What & Why (21)

In W&W 20 you were faced with a play problem. The problem came from a normal match point session. Most NS pairs reached 4H, but the bidding was not always as I stated. In some cases, West did NOT open a weak 2D, and in one case it was East who opened with a ‘light’ 1S third in hand. That is where your bidding question came from: would YOU have opened 1S with the East hand? Only one or two of the panelists even considered a 1S opening but when East did open 1S at the club, it made a big difference to the defence, as you will see. The bidding can often influence the play and defence. Let’s take a look at the full deal.

Dealer W All Vul


You are South and declarer in 4H after West has opened a weak 2D and East raised to 3D. West leads the ace of diamonds, and when East signals encouragement, West continues with a second diamond. How would you play the contract?
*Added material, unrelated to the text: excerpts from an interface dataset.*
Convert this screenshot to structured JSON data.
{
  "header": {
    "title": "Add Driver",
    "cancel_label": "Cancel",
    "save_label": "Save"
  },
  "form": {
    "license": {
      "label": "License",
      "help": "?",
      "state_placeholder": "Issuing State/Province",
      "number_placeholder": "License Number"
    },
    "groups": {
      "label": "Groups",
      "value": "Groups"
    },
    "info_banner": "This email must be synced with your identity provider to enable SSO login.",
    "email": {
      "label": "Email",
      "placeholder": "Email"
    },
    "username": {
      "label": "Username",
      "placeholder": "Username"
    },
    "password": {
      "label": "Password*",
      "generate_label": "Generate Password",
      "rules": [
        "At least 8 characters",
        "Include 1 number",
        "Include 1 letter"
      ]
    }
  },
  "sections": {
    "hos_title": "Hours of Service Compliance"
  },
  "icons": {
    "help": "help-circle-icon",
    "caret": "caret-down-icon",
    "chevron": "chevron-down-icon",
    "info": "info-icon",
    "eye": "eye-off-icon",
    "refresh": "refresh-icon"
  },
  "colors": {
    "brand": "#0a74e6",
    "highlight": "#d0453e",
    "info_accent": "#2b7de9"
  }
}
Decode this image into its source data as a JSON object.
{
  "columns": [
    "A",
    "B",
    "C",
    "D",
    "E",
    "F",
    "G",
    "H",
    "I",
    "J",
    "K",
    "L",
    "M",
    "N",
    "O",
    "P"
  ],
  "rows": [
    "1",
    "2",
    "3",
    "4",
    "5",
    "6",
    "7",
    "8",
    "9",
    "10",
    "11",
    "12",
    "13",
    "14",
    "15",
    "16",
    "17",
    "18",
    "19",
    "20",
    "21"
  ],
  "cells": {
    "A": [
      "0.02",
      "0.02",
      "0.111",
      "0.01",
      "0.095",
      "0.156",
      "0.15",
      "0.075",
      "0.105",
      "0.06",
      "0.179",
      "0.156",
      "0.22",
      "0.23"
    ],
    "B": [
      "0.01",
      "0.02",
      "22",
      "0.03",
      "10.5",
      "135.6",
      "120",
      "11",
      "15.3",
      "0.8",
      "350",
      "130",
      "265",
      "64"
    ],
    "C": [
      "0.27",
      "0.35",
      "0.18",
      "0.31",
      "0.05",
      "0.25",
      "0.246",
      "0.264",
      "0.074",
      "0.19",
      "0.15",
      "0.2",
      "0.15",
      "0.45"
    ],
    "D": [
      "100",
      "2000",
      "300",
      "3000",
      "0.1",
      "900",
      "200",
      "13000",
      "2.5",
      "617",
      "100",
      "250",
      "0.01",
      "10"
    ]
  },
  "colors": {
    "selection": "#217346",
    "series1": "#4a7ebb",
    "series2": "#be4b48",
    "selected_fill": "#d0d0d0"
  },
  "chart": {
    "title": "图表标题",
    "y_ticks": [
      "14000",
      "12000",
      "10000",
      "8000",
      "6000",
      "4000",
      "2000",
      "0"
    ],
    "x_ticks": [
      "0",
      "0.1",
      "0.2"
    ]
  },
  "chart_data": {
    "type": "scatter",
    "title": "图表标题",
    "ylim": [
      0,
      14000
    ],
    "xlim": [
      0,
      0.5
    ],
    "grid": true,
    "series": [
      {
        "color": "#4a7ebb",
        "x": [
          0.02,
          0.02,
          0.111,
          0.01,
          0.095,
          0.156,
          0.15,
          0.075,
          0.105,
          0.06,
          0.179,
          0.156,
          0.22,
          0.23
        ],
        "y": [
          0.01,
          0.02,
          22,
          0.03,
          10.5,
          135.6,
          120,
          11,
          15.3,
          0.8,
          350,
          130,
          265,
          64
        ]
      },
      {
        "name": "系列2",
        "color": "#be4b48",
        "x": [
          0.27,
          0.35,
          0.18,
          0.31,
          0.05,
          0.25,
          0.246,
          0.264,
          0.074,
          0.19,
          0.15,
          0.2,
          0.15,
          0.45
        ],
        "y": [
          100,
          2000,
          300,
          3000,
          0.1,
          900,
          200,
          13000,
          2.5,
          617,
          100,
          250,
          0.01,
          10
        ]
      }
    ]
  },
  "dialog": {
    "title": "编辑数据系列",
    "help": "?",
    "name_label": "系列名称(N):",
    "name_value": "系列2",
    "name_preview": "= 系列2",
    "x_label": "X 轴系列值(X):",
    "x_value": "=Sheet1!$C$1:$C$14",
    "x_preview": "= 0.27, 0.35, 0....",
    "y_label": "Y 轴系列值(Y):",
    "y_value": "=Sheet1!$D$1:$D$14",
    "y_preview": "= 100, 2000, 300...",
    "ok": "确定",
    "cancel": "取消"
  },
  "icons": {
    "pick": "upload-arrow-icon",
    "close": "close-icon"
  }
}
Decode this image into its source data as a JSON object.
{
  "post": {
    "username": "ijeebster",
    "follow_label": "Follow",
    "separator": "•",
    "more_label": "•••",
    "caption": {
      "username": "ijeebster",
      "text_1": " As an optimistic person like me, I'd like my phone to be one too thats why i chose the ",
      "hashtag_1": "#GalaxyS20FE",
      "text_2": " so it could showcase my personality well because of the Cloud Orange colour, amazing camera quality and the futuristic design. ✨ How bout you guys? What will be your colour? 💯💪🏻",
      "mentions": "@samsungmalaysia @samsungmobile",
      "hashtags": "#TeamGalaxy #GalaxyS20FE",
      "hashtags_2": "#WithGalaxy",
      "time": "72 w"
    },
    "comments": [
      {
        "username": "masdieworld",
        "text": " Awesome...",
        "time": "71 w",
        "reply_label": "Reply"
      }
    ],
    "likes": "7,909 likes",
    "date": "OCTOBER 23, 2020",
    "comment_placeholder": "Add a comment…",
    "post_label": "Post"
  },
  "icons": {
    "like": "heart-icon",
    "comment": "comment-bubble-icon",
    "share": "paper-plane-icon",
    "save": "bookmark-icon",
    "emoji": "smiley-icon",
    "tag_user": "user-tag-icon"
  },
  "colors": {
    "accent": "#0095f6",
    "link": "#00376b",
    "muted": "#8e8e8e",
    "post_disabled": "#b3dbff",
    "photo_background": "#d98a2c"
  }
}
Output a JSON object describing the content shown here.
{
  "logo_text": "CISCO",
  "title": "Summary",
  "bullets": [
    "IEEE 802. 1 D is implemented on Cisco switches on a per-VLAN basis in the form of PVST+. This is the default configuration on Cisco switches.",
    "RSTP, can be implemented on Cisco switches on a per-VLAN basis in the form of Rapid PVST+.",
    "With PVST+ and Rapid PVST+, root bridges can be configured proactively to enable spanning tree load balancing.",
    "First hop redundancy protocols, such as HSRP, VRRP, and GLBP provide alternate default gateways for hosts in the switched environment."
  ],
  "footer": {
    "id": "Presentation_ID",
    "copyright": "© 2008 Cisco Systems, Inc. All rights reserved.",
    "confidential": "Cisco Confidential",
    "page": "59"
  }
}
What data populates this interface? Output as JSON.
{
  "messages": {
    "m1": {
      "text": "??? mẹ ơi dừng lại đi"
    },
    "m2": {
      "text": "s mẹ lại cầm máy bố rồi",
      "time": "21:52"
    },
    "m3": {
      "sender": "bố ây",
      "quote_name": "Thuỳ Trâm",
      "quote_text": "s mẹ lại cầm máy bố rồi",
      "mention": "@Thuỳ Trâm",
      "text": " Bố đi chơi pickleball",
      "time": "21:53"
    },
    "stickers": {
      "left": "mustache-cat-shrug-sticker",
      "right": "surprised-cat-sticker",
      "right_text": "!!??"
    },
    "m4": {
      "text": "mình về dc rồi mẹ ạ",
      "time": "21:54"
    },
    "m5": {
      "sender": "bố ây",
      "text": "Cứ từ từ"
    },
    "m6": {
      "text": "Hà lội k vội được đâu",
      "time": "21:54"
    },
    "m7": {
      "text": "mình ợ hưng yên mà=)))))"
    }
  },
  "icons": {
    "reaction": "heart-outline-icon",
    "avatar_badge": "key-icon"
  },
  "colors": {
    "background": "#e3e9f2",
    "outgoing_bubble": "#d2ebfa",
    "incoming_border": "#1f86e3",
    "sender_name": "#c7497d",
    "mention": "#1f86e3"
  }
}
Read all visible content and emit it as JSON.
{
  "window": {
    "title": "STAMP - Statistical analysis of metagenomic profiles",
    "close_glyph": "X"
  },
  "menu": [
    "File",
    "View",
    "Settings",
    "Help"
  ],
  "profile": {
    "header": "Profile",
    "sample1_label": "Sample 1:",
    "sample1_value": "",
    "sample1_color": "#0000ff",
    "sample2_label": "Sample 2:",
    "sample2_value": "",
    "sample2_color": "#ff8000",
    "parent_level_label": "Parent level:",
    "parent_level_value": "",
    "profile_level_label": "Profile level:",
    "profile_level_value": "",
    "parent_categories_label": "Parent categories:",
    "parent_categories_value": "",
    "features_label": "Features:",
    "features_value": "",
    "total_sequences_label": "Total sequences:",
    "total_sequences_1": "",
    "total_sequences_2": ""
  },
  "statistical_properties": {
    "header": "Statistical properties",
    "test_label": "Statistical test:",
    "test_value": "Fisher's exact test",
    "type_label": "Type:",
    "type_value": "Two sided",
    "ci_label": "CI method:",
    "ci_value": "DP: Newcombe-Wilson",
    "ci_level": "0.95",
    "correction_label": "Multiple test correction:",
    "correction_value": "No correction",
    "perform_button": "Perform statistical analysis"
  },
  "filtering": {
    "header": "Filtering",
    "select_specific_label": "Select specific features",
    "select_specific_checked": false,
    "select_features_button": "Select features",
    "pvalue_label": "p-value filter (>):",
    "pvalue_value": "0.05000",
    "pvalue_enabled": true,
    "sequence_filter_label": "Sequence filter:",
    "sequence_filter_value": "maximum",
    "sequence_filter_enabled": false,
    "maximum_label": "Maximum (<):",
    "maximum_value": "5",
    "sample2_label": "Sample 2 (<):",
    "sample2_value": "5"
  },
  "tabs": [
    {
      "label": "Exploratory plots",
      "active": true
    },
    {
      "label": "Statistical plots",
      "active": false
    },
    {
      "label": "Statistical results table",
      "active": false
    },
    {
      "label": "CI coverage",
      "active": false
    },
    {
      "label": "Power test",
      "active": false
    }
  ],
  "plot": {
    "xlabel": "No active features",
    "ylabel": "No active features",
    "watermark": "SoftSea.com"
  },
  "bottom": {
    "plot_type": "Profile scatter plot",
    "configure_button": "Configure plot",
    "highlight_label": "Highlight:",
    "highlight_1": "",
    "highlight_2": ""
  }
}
When two rounds of diamonds are played, there are a number of options for declarer, as suggested by our readers: a) ruff the diamond, draw trumps and play three rounds of clubs. If they break you make your contract. If they don’t, look for your extra chances. b) discard a club on the second diamond and then play three rounds of clubs, ruffing the third. This looks no different to a) but gives the defenders the chance to make their best switch when you let them hold the second diamond. No different to a) really c) ruff the second diamond, draw trumps and immediately duck a club. Much the same as b) and once again clubs need to break, and you give the defence a chance to make the best switch.

Which of the three options above do you prefer and why? Easy if clubs break, but they don’t. Now that you can see all the hands, two questions:
1. WHAT led to declarer’s downfall in 4H after East opened 1S, and
2. How did the two who made 4H after a 2D opening by West make their 4H contract and WHY they should not have.

Replay this board by clicking here.